Commissioning: With a building this large, innovative, and multifaceted, commissioning is critical and in the case of the Exploratorium, vital to getting all the systems operating, as designed. One of the primary issues has been coordination of controls. The sophistication of all of the different measurement and monitoring systems in the building require a team with significant IT capabilities that the museum is still trying to develop and understand how to manage. With over 2,000 points of monitoring, a BMS, photovoltaic system, and utility connections, commissioning required unprecedented levels of cooperation by the contractor, design team, commissioning agent, and facilities managers that went beyond typical contract scope. While ideally the building handover happens at occupancy, the museum staff were over-tasked with moving in and preparations for opening to the public. It is only recently that they’ve had the ability to fully dive in to understanding the building and its systems.
|Role on Team||First Name||Last Name||Company||Location|
|Principal in Charge||Charles||Davis||EHDD||San Francisco, CA|
|Design Principal||Marc||L'Italien||EHDD||San Francisco, CA|
|Project Manager||Rick||Feldman||EHDD||San Francisco, CA|

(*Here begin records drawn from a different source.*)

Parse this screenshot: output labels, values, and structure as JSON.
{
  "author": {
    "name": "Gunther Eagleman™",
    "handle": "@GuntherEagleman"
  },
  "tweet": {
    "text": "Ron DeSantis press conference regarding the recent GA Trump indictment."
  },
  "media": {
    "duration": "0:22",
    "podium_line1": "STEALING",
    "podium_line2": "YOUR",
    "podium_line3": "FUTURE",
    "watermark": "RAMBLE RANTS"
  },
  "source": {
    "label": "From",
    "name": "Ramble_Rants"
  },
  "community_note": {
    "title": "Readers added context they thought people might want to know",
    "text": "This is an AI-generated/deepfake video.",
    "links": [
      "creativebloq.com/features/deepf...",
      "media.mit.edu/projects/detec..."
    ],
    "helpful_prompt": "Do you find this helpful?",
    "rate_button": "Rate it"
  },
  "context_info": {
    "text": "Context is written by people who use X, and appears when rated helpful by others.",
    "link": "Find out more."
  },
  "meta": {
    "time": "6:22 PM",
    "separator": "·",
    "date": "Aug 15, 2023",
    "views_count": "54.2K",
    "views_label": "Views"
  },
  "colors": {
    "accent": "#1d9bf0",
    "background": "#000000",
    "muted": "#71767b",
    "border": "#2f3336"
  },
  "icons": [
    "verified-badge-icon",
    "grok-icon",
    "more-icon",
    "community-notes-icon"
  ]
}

|Construction Administration/Design||Tara||Ogle||EHDD||San Francisco, CA|
|Project Architect-Interior||Shani||Krevsky||EHDD||San Francisco, CA|
|Project Architect-Observatory||Lotte||Kaefer||EHDD||San Francisco, CA|

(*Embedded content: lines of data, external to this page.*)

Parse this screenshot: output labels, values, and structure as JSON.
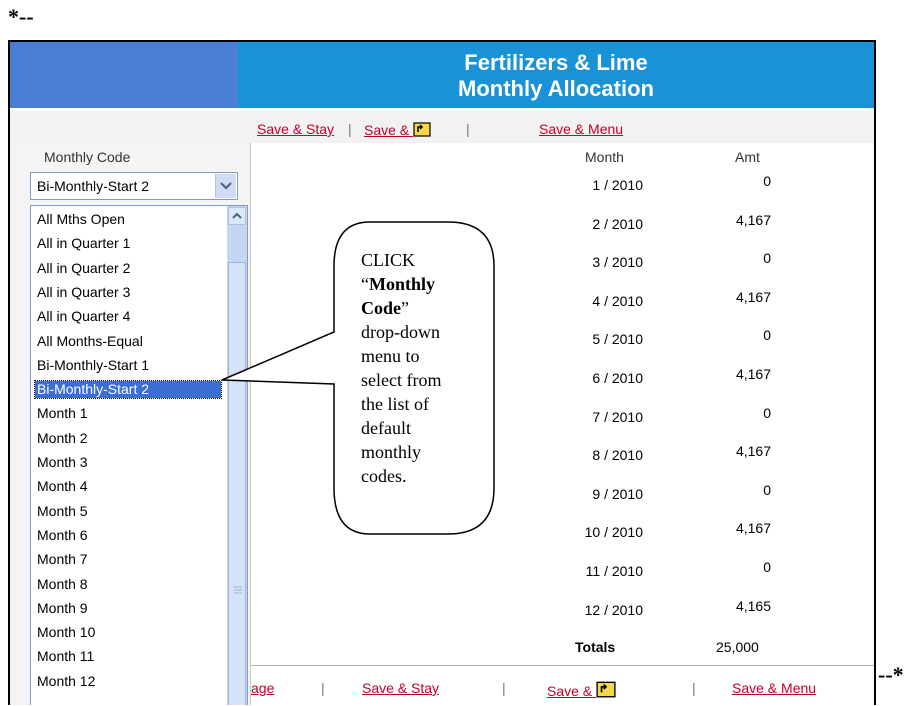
{
  "markers": {
    "start": "*--",
    "end": "--*"
  },
  "header": {
    "title_line1": "Fertilizers & Lime",
    "title_line2": "Monthly Allocation"
  },
  "toolbar": {
    "save_stay": "Save & Stay",
    "save_up": "Save &",
    "save_menu": "Save & Menu",
    "separator": "|",
    "up_icon": "folder-up-icon"
  },
  "left": {
    "column_header": "Monthly Code",
    "selected_value": "Bi-Monthly-Start 2",
    "options": [
      "All Mths Open",
      "All in Quarter 1",
      "All in Quarter 2",
      "All in Quarter 3",
      "All in Quarter 4",
      "All Months-Equal",
      "Bi-Monthly-Start 1",
      "Bi-Monthly-Start 2",
      "Month 1",
      "Month 2",
      "Month 3",
      "Month 4",
      "Month 5",
      "Month 6",
      "Month 7",
      "Month 8",
      "Month 9",
      "Month 10",
      "Month 11",
      "Month 12"
    ],
    "highlighted_index": 7
  },
  "table": {
    "month_header": "Month",
    "amt_header": "Amt",
    "rows": [
      {
        "month": "1 / 2010",
        "amt": "0"
      },
      {
        "month": "2 / 2010",
        "amt": "4,167"
      },
      {
        "month": "3 / 2010",
        "amt": "0"
      },
      {
        "month": "4 / 2010",
        "amt": "4,167"
      },
      {
        "month": "5 / 2010",
        "amt": "0"
      },
      {
        "month": "6 / 2010",
        "amt": "4,167"
      },
      {
        "month": "7 / 2010",
        "amt": "0"
      },
      {
        "month": "8 / 2010",
        "amt": "4,167"
      },
      {
        "month": "9 / 2010",
        "amt": "0"
      },
      {
        "month": "10 / 2010",
        "amt": "4,167"
      },
      {
        "month": "11 / 2010",
        "amt": "0"
      },
      {
        "month": "12 / 2010",
        "amt": "4,165"
      }
    ],
    "totals_label": "Totals",
    "totals_value": "25,000"
  },
  "bottom": {
    "page_fragment": "age",
    "save_stay": "Save & Stay",
    "save_up": "Save &",
    "save_menu": "Save & Menu",
    "separator": "|"
  },
  "callout": {
    "line1": "CLICK",
    "quote_open": "“",
    "bold": "Monthly Code",
    "quote_close": "”",
    "lines": [
      "drop-down",
      "menu to",
      "select from",
      "the list of",
      "default",
      "monthly",
      "codes."
    ]
  }
}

|Concept Design||Matthew||Rouse||EHDD||San Francisco, CA|
|Concept Design- Construction Administration||Elise||Seingier||EHDD||San Francisco, CA|
|Mechanical Engineer||Integral Group||Oakland, CA|

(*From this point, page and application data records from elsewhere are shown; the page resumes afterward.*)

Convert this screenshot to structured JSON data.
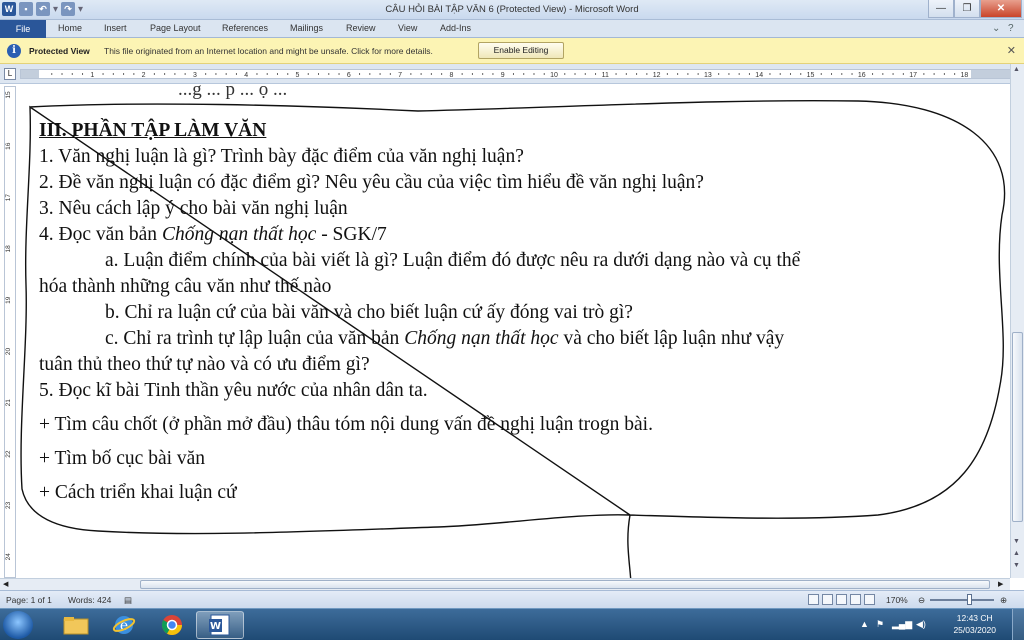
{
  "window": {
    "title": "CÂU HỎI BÀI TẬP VĂN 6 (Protected View)  -  Microsoft Word",
    "logo_letter": "W"
  },
  "ribbon": {
    "tabs": [
      "File",
      "Home",
      "Insert",
      "Page Layout",
      "References",
      "Mailings",
      "Review",
      "View",
      "Add-Ins"
    ]
  },
  "protected_bar": {
    "title": "Protected View",
    "message": "This file originated from an Internet location and might be unsafe. Click for more details.",
    "button": "Enable Editing"
  },
  "ruler": {
    "numbers": [
      "1",
      "2",
      "3",
      "4",
      "5",
      "6",
      "7",
      "8",
      "9",
      "10",
      "11",
      "12",
      "13",
      "14",
      "15",
      "16",
      "17",
      "18"
    ]
  },
  "vruler": {
    "numbers": [
      "15",
      "16",
      "17",
      "18",
      "19",
      "20",
      "21",
      "22",
      "23",
      "24"
    ]
  },
  "document": {
    "heading": "III. PHẦN TẬP LÀM VĂN",
    "q1": "1. Văn nghị luận là gì? Trình bày đặc điểm của văn nghị luận?",
    "q2": "2. Đề văn nghị luận có đặc điểm gì? Nêu yêu cầu của việc tìm hiểu đề văn nghị luận?",
    "q3": "3. Nêu cách lập ý cho bài văn nghị luận",
    "q4_prefix": "4. Đọc  văn bản ",
    "q4_title": "Chống nạn thất học",
    "q4_suffix": " - SGK/7",
    "q4a_line1": "a. Luận điểm chính của bài viết là gì? Luận điểm đó được nêu ra dưới dạng nào và cụ thể",
    "q4a_line2": "hóa thành những câu văn như thế nào",
    "q4b": "b. Chỉ ra luận cứ của bài văn và cho biết luận cứ ấy đóng vai trò gì?",
    "q4c_prefix": "c. Chỉ ra trình tự lập luận của văn bản  ",
    "q4c_title": "Chống nạn thất học",
    "q4c_suffix": "  và cho biết lập luận như vậy",
    "q4c_line2": "tuân thủ theo thứ tự nào và có ưu điểm gì?",
    "q5": "5. Đọc kĩ bài Tinh thần yêu nước của nhân dân ta.",
    "b1": "+ Tìm câu chốt (ở phần mở đầu) thâu tóm nội dung vấn đề nghị luận trogn bài.",
    "b2": "+ Tìm bố cục bài văn",
    "b3": "+ Cách  triển khai luận cứ",
    "cut_text": "...g ... p ... ọ ..."
  },
  "status": {
    "page": "Page: 1 of 1",
    "words": "Words: 424",
    "zoom": "170%"
  },
  "taskbar": {
    "time": "12:43 CH",
    "date": "25/03/2020"
  }
}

|Structural Engineer||Rutherford + Chekene||San Francisco, CA|
|Electrical Engineer||Cammisa and Wipf||San Francisco, CA|
|Civil Engineer||Kennedy/Jenks||San Francisco, CA|
|Geotechnical Engineer||Treadwell and Rollo||San Francisco, CA|
|Construction Manager||Wilson Meany Sullivan||San Francisco, CA|
|Construction Manager||KPM Consulting||San Francisco, CA|
|General Contractor||Nibbi Brothers General Contractors||San Francisco, CA|
|Landscape Architect||GLS Landscape Architecture||San Francisco, CA|
|Lighting Designer||David Nelson & Associates||Littleton, CO|
|Acoustical Consultant||Charles M. Salter Associates Inc.||San Francisco, CA|
|Food Service Consultant||The Marshall Associates||Oakland, CA|
|Elevators||Van Deusen & Associates||San Francisco, CA|
|Laboratory||Cannon Design||San Francisco, CA|
|Historical Preservation||Page & Turnbull||San Francisco, CA|
|Theater Consultant||The Shelleck Collaborative||San Francisco, CA|
|Code Consultant||The Fire Consultants, Inc||Walnut Creek, CA|
|Code Consultant||Homes Fire||San Francisco, CA|
|Enviornmental Review||EIP Associates||San Francisco, CA|
|Enviornmental Due Diligence||Tetra Tech||San Francisco, CA|
|Wayfinding/Signage||Experience Design, Inc.||San Francisco, CA|
|Wayfinding/Signage||jkeppel. creative strategies||Layfeyette, CA|
|Security Consultant||Security By Design||Pacheco, CA|
|Cost Estimator||Oppenheim Lewis||San Francisco, CA|
This project capitalized on its unique location by using the surrounding San Francisco Bay for heating and cooling. The existing pier building was completely remodeled: new exhibits were carefully integrated into the building and even spill out to the surrounding bay. Great use of natural light. This interactive science museum, oriented toward children and families, was relocated to a fabulous central location on the bay with great public access.